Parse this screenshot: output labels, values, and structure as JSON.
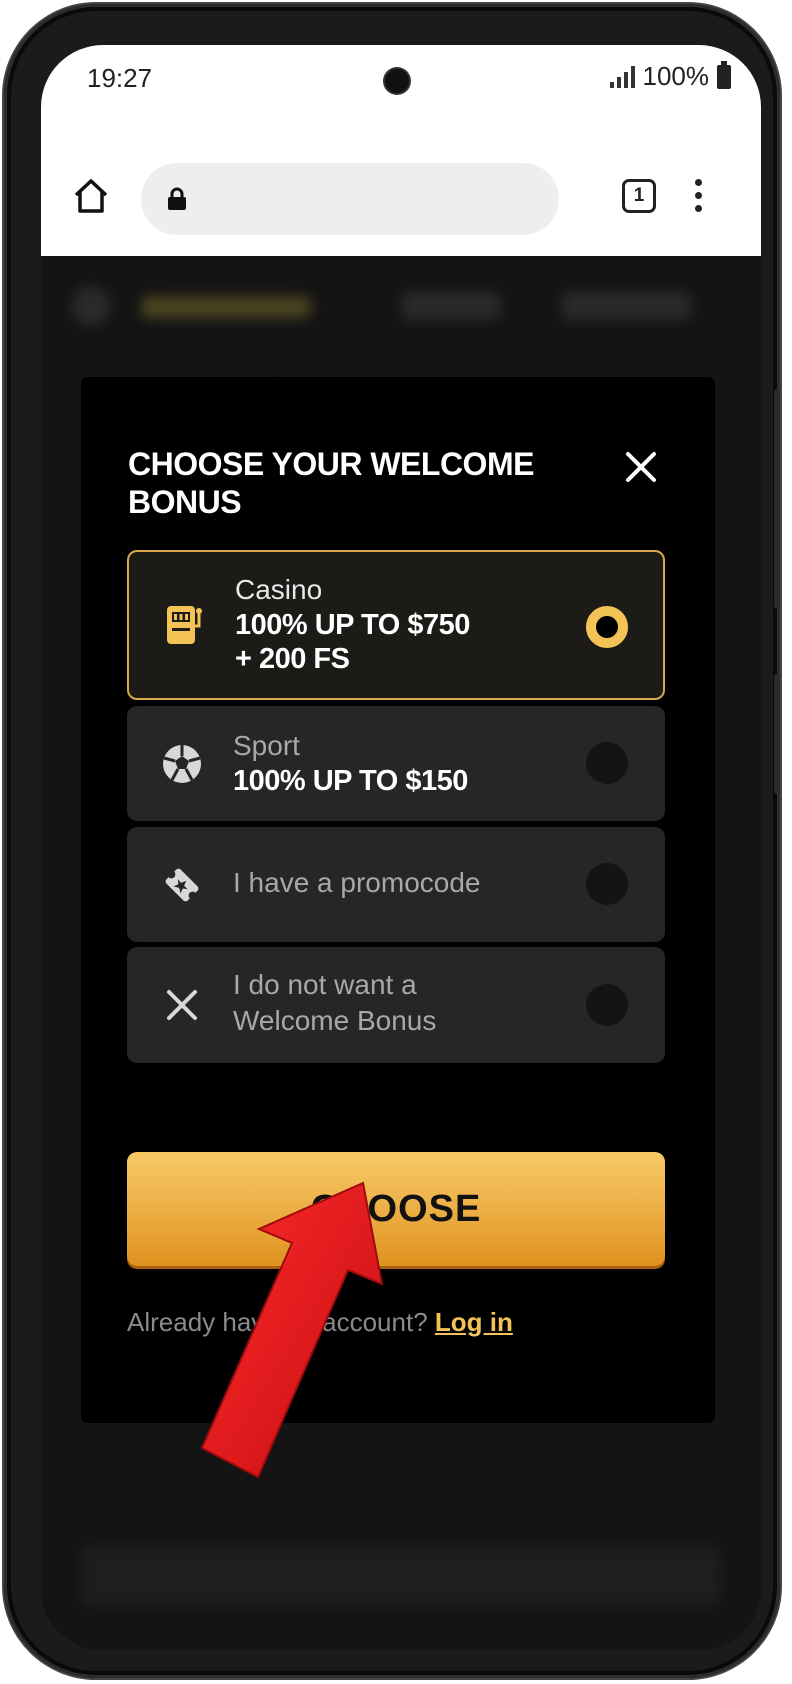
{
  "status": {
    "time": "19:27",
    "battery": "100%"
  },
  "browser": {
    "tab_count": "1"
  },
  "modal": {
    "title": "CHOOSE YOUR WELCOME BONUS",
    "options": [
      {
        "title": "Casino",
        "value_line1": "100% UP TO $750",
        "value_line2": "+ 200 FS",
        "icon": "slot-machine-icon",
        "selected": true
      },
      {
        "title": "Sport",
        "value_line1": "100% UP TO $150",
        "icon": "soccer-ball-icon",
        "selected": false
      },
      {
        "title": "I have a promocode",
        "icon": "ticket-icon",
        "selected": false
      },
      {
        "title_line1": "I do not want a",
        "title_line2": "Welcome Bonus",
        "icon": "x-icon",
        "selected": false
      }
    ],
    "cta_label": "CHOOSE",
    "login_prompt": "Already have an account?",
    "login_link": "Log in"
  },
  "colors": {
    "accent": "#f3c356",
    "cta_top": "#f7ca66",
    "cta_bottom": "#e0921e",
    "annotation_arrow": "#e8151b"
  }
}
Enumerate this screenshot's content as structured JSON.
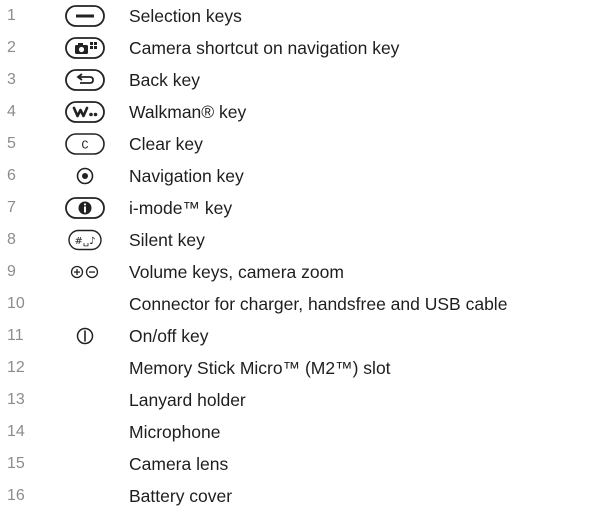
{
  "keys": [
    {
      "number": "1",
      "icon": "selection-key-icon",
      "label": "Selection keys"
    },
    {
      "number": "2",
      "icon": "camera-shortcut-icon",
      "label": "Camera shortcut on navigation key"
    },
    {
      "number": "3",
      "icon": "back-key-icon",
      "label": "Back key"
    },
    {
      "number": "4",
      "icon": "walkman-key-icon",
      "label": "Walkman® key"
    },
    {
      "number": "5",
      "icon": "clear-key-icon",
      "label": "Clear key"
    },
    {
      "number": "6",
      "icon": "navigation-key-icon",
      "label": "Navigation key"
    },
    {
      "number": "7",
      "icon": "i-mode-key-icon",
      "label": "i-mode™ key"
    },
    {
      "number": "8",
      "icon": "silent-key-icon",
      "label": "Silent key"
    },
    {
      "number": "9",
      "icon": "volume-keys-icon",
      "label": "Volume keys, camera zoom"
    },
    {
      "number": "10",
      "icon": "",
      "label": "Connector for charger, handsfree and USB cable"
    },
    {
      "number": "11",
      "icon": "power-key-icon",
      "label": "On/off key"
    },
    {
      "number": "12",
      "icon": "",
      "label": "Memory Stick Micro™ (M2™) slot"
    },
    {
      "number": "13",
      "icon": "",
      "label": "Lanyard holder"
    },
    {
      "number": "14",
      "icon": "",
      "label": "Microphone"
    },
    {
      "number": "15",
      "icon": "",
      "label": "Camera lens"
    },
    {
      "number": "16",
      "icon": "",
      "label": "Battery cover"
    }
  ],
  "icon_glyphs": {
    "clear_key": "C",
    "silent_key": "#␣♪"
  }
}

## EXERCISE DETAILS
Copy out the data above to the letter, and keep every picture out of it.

## THE ANSWER
Parse this screenshot: output labels, values, and structure as JSON.
{
  "status": {
    "time": "19:27",
    "battery": "100%"
  },
  "browser": {
    "tab_count": "1"
  },
  "modal": {
    "title": "CHOOSE YOUR WELCOME BONUS",
    "options": [
      {
        "title": "Casino",
        "value_line1": "100% UP TO $750",
        "value_line2": "+ 200 FS",
        "icon": "slot-machine-icon",
        "selected": true
      },
      {
        "title": "Sport",
        "value_line1": "100% UP TO $150",
        "icon": "soccer-ball-icon",
        "selected": false
      },
      {
        "title": "I have a promocode",
        "icon": "ticket-icon",
        "selected": false
      },
      {
        "title_line1": "I do not want a",
        "title_line2": "Welcome Bonus",
        "icon": "x-icon",
        "selected": false
      }
    ],
    "cta_label": "CHOOSE",
    "login_prompt": "Already have an account?",
    "login_link": "Log in"
  },
  "colors": {
    "accent": "#f3c356",
    "cta_top": "#f7ca66",
    "cta_bottom": "#e0921e",
    "annotation_arrow": "#e8151b"
  }
}
Enumerate this screenshot's content as structured JSON.
{
  "keys": [
    {
      "number": "1",
      "icon": "selection-key-icon",
      "label": "Selection keys"
    },
    {
      "number": "2",
      "icon": "camera-shortcut-icon",
      "label": "Camera shortcut on navigation key"
    },
    {
      "number": "3",
      "icon": "back-key-icon",
      "label": "Back key"
    },
    {
      "number": "4",
      "icon": "walkman-key-icon",
      "label": "Walkman® key"
    },
    {
      "number": "5",
      "icon": "clear-key-icon",
      "label": "Clear key"
    },
    {
      "number": "6",
      "icon": "navigation-key-icon",
      "label": "Navigation key"
    },
    {
      "number": "7",
      "icon": "i-mode-key-icon",
      "label": "i-mode™ key"
    },
    {
      "number": "8",
      "icon": "silent-key-icon",
      "label": "Silent key"
    },
    {
      "number": "9",
      "icon": "volume-keys-icon",
      "label": "Volume keys, camera zoom"
    },
    {
      "number": "10",
      "icon": "",
      "label": "Connector for charger, handsfree and USB cable"
    },
    {
      "number": "11",
      "icon": "power-key-icon",
      "label": "On/off key"
    },
    {
      "number": "12",
      "icon": "",
      "label": "Memory Stick Micro™ (M2™) slot"
    },
    {
      "number": "13",
      "icon": "",
      "label": "Lanyard holder"
    },
    {
      "number": "14",
      "icon": "",
      "label": "Microphone"
    },
    {
      "number": "15",
      "icon": "",
      "label": "Camera lens"
    },
    {
      "number": "16",
      "icon": "",
      "label": "Battery cover"
    }
  ],
  "icon_glyphs": {
    "clear_key": "C",
    "silent_key": "#␣♪"
  }
}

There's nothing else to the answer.